I've always tried not to identify myself by race. All my life I've said it didn't matter, and I still believe it doesn't. I grew up in Sacramento, Calif., where it was not that unusual to have a black mother and a white father.
But since I've gotten older and left my hometown, I've gotten more looks and questions.
"Are you adopted?" That's the question people ask when they see my parents and me together.
"No," I reply.
"Are you sure?" they often counter.
I'm never quite sure how to answer that. I'm not completely sure. My parents tell me I'm their biological child, but I don't remember my birth.
I've seen the pictures, but the alienlike creature covered in goo could have been someone else. It doesn't look like me, but I don't think I'm adopted or was switched at birth.
I don't know what to say. So, I simply smile and reply jokingly, "Pretty sure," or "As sure as I can be."
The question has always bothered me. Even if I were adopted, would that mean that my parents aren't my parents? Would I introduce them as my adoptive parents? I don't think so.
My mother has a big Afro and coffee-brown skin; my father is white with straight, light-brown hair and blue eyes.
In "The Color of Water," the author's white mother tells her half-black, half-white son that he is "the color of water." But I am not the color of water; it's not that simple.
I look like the perfect mix of Mom and Dad. My hair is usually smooth but wavy and sometimes so frizzy that it looks as though I've been electrocuted.

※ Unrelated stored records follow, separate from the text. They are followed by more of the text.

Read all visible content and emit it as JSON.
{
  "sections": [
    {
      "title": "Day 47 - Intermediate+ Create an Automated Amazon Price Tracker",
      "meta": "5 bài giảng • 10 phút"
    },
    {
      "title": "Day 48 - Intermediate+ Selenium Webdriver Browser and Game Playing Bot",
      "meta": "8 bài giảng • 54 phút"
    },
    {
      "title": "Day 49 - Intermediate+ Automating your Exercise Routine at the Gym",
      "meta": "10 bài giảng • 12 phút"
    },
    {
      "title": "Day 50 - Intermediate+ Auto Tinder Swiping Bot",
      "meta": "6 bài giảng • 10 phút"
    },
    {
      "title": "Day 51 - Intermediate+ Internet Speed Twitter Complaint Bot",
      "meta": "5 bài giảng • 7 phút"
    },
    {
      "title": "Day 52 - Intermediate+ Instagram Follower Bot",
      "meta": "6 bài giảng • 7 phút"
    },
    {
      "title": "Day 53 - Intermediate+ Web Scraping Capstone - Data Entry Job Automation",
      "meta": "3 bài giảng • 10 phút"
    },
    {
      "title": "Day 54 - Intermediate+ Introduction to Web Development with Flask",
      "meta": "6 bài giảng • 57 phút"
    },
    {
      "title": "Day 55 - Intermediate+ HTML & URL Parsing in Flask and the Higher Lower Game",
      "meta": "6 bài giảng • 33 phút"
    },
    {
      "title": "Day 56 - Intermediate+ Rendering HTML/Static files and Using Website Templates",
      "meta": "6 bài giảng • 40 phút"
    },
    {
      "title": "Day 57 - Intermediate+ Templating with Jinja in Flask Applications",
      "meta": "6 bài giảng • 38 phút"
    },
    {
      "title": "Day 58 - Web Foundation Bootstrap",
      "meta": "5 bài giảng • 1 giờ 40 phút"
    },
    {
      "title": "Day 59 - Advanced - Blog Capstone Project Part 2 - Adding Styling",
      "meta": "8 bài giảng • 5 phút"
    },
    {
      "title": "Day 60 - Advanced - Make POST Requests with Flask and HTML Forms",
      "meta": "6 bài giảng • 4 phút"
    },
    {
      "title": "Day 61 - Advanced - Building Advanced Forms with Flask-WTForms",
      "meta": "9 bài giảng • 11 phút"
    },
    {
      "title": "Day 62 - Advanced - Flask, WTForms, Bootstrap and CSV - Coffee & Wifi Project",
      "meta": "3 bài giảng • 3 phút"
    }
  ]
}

Depending on the season, my skin ranges from almost pasty white to light brown to olive.
I'm honest about what I am, but people never think I'm black. Most people describe me as "exotic looking," which translates to, "What exactly are you?"
They think I might be Latina, Filipina, Asian, a Pacific Islander, or sometimes even Middle Eastern.
It's kind of a compliment, and I'm always impressed. The truth is so boring by comparison.
I went to a dinner with my mother and her Pakistani friend. The man stared at me and asked if I was Pakistani.
Mom said, "No, she's my daughter, and her father's white."
The man replied "Are you sure? Because you look like you could be from some particular region of Pakistan."
I giggled as the man pressed my mother with the usual guesses as to my race.
I don't want to sound like one of those mixed race, multiethnic, or whatever-you-call-them kids who tell how their lives were destroyed because they never fitted in or weren't a member of a single race. I'm not that.
Race was never an issue when I was growing up. In 2000, the Census Bureau rated Sacramento as one of the most diverse cities in the United States. And the different groups socialized, dated, went to school together, and married each other. Many of my friends were of mixed races, and no one cared.
But now, for the first time in my life, at the tender age of 21, my race has become a bigger deal.
My grandma wrote a book, "When We Were Colored: A Mother's Story," and I'm helping to promote it.
When I go to bookstores and tell people that my grandmother wrote a book about being "colored," they stare at me in disbelief.
I show them the family photo on the book cover and tell them that the chubby black baby on her father's lap is my mother. More disbelief.
They don't ask directly, but I can tell what they're thinking:
"What is this girl of unknown race [they may not be sure what I am, but I'm definitely not black] doing with a black mother and grandmother? And what is she doing using the word 'colored'? Doesn't she know that's not politically correct?"
(Grandma is working on a new book that she may call "Tales of a Negro Grandma," and I dread going to bookstores with that word.)
Still, people are always polite – just surprised. Sometimes they ask me what my family is like, fishing for an answer. Mostly, they say nothing.
I feel compelled to explain. I don't know why, but I think I should satisfy their curiosity, and I also feel I must prove that I am actually related to the beautiful black family on the book cover.
"My father's white," I usually say, and that takes care of it.
Book events are more troubling. My aunts and uncles are immediately recognized as the author's children, and people ask the black grandchildren, my cousins, if they're part of the family. But me – they just assume I'm some person hired to sell the book.
When customers ask to take pictures of the whole family, they give me that "Why is she trying to get in the picture?" look. That is, until my mother explains that I am her daughter. Then they smile and mumble something about multiculturalism.
It bothers me that people think I'm not related to my mother and grandmother because I'm proud of my family – proud that I come from a long line that endured slavery, survived segregation, and prospered.
My grandma's grandfather was born a slave. After the Civil War, he started a shoe shop in Atlanta that was so successful he was able to send his nine children to college.
I'm also proud of the white side of my family. They were Texas sharecroppers who came to California during the Depression. But that's another story.